To tip or not to tip. That is the question that should not be asked by anyone – however frugal – who is treated to good food and good service at a sit-down restaurant. If you’re happy with your dining experience, withholding a tip is not acceptable in my book. And the notion of reducing or withholding a tip in order to save money is just plain tacky. If a tip in any way hurts a person’s pocketbook, then that person should not be dining out to begin with.
On the other hand, if the service and/or food at a restaurant is poor to bad, then customers ought to be free to reduce or withhold tips since gratuities are discretionary matters. Indeed, any tip is by definition a donation purely and freely based on the generosity of the giver. Or, at least that’s what I was raised to believe. However, in today’s topsy-turvy world, one can no longer be too sure of anything.
Just ask the American couple who not long ago refused to tip surly waiters at a pub in London, England. After finishing a meal and paying their tab without including a gratuity, the couple attempted to exit the pub but were physically restrained by the pub’s manager and employees. When the couple refused to relent, bobbies were called, and the tourists were treated to a ticket that included a hefty fine. Evidence if their crime was spelled out in black and white – the gratuity had been automatically added to the pub bill.
Then there is the recent case of the recalcitrant young couple in Pennsylvania who withheld a tip at a restaurant because they had to wait an hour and a half for their order. Not only were they cornered by restaurant staff, they were arrested on a charge of theft and fingerprinted by police because – again – the restaurant bill clearly showed the gratuity was part of the fee for services. The fact that thuggish staff admitted to the slow service made no difference in the matter. At the time, one member of the staff said, “We were busy. We work our butts off for low wages. Who do these people think they are?”
I have to ask myself, what are we coming to on this planet when we are compelled on a mandatory basis to thank others for giving us grief? It’s outrageous – and outright nuts. In fact, in many places of the world, including my home province of Ontario, Canada, tipping is mandatory for parties of usually six or more. In Ontario, this is in accordance with something called the Automatic Tips Act of 2010, which I understand is up for review and might be eliminated. Good thing.
My thinking is, if owners and staff at restaurants believe they ought to receive more money for the services and fare they provide, then they ought to up their prices or put more effort into meeting customers’ desires and keeping people satisfied, rather than forcing them to pay more under the guise of a gratuity. Anything called a mandatory tip is a ridiculous oxymoron.
I have to ask, whatever happened to meritocracy in our society – and to pride of professionalism – not to mention the idea that keeping customers happy is the time-proven basis for growing and keeping business?
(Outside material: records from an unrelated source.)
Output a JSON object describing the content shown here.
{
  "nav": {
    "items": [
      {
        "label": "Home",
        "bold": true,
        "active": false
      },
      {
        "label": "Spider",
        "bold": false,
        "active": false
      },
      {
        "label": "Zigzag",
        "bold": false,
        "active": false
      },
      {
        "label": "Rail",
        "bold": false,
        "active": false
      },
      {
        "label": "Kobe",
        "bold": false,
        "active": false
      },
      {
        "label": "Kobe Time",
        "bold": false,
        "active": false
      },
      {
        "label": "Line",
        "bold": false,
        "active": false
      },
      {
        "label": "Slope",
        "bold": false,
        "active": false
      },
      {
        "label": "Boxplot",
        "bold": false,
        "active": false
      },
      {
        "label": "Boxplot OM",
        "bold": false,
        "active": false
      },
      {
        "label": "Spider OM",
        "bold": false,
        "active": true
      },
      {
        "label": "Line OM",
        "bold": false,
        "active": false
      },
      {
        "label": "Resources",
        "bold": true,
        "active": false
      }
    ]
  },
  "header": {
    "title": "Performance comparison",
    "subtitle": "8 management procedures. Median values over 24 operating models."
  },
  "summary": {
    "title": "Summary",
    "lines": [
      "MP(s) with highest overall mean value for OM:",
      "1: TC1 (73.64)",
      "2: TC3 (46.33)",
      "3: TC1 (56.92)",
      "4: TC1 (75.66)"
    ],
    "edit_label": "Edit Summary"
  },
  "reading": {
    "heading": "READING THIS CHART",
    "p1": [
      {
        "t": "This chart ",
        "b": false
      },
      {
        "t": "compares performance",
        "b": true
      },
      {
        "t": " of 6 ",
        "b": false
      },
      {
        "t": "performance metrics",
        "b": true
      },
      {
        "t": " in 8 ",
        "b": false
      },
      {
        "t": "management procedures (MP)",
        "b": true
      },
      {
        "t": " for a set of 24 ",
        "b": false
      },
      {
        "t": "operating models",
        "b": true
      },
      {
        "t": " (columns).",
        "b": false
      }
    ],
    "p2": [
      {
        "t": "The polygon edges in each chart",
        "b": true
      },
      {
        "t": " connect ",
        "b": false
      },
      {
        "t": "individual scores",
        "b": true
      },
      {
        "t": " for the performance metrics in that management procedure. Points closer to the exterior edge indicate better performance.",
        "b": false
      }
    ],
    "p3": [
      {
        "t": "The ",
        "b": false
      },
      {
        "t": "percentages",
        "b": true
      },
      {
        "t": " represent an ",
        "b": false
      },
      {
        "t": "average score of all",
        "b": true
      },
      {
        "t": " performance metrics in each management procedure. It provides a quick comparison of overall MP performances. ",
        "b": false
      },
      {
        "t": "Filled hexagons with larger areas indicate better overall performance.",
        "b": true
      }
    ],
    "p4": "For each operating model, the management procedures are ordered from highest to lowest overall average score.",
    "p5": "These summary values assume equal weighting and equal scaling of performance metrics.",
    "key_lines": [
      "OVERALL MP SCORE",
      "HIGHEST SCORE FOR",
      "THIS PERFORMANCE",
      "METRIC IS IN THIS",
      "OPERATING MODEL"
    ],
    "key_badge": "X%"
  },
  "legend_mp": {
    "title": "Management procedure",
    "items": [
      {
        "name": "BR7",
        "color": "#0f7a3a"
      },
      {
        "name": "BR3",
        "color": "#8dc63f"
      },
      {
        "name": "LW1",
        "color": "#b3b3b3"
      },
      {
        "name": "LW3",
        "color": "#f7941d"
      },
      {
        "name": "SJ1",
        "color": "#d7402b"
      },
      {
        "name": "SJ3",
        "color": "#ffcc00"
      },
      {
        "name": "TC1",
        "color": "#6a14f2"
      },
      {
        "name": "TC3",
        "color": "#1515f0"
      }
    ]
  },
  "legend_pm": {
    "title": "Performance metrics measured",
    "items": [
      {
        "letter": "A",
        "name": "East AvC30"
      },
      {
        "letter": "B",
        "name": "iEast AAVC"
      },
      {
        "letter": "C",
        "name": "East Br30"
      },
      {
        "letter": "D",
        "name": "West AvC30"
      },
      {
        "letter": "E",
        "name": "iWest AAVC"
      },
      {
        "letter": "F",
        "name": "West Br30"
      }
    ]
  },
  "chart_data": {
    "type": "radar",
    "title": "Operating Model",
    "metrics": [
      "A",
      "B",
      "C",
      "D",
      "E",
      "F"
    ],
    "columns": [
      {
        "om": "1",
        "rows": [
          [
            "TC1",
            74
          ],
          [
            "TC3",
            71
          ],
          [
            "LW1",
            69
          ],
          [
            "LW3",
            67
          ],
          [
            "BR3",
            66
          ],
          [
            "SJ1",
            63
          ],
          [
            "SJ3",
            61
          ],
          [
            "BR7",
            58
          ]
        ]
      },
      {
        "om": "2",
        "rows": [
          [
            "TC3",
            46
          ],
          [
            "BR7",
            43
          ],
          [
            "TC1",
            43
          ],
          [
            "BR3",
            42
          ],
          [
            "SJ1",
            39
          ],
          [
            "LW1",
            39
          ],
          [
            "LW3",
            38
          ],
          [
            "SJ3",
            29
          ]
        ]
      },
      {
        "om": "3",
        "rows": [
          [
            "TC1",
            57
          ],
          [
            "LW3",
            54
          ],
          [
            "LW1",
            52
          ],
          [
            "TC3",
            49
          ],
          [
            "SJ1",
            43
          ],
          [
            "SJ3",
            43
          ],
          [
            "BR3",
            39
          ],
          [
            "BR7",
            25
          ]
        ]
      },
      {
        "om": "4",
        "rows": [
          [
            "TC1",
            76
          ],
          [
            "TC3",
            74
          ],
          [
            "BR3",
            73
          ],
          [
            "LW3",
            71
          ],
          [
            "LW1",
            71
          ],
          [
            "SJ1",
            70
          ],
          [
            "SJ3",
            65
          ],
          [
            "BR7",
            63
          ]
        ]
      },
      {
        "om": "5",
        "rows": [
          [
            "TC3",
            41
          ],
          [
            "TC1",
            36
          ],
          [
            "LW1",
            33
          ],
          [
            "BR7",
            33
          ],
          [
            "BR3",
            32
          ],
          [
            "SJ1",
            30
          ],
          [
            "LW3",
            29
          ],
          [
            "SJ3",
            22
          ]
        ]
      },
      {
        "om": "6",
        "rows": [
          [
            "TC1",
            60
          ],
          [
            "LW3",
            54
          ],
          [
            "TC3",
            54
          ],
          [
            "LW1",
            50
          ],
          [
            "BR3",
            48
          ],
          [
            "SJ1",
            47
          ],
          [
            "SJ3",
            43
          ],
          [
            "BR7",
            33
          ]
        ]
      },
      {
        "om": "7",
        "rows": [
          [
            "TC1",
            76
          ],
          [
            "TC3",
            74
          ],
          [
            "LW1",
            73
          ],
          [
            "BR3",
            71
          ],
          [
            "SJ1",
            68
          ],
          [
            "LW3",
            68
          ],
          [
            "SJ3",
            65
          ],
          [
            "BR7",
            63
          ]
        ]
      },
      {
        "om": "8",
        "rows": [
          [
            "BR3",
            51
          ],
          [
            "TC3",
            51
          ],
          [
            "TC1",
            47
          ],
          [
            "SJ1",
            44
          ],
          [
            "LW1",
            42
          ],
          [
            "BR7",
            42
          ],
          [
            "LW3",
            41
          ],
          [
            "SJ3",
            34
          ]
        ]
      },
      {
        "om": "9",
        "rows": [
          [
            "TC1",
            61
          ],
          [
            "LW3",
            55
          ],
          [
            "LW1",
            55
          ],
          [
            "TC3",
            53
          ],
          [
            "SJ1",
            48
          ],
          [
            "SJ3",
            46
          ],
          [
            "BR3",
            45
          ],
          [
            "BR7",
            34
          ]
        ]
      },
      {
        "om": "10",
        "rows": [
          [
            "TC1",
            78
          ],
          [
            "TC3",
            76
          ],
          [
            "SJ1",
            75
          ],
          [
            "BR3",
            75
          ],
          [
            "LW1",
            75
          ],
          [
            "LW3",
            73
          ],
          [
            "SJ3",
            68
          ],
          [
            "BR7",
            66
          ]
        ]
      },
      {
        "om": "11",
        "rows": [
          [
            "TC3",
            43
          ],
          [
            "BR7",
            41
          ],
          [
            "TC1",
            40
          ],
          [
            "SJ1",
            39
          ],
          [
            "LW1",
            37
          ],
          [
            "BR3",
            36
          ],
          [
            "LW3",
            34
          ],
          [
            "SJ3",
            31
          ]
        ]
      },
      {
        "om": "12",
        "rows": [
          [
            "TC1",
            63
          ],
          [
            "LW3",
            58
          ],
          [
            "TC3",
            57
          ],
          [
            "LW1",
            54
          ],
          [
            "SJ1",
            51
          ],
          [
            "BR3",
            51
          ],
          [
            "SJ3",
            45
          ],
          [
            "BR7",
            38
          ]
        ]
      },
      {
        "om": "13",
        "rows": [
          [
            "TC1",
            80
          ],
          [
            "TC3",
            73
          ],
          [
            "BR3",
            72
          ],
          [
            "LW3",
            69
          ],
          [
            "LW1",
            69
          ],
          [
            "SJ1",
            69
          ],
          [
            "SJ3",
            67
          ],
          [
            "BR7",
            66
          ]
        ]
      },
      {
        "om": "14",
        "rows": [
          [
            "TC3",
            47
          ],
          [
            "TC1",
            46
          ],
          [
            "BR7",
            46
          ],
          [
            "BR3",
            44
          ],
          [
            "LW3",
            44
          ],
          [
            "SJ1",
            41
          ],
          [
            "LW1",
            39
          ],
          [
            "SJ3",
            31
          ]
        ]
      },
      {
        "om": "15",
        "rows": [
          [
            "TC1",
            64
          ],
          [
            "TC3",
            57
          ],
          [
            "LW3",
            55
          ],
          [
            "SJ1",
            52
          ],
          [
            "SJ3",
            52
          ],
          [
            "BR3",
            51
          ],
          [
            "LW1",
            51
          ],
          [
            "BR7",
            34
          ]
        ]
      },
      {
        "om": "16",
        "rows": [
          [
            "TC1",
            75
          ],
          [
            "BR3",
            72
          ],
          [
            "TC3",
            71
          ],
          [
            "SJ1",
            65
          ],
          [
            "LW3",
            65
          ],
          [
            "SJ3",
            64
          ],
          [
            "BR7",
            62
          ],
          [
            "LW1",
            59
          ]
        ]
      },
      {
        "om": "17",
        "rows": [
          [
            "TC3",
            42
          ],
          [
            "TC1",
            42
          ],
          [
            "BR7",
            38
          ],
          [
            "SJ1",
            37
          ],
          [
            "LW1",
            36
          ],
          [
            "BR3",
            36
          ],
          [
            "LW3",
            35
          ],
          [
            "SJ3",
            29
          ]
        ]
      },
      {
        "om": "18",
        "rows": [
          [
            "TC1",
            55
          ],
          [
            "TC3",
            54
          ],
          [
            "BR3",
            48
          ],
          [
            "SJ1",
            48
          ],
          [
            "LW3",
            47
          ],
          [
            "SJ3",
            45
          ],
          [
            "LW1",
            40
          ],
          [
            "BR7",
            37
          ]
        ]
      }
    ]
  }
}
From what I can see in Canada, the vast majority of restaurant goers are more than happy to shell out tips for good service and good food. It’s practically an automatic function for which there is no need for an automatic billing.
Of course, this necessarily sparks the question as to what constitutes fair tipping. The answer is that – across most of Canada at least – it is customary to tip about 15 percent on the total bill before tax, and to tip 20 per cent in exceptionally pleasing circumstances. I would label as a cheapskate any satisfied customer who tips less than 10 per cent.
Be that as it may, I have one last tip to impart to restaurant goers. Give thanks for your dinner only when thanks are in order – unless, of course, you are otherwise threatened with arrest, imprisonment, and perhaps execution.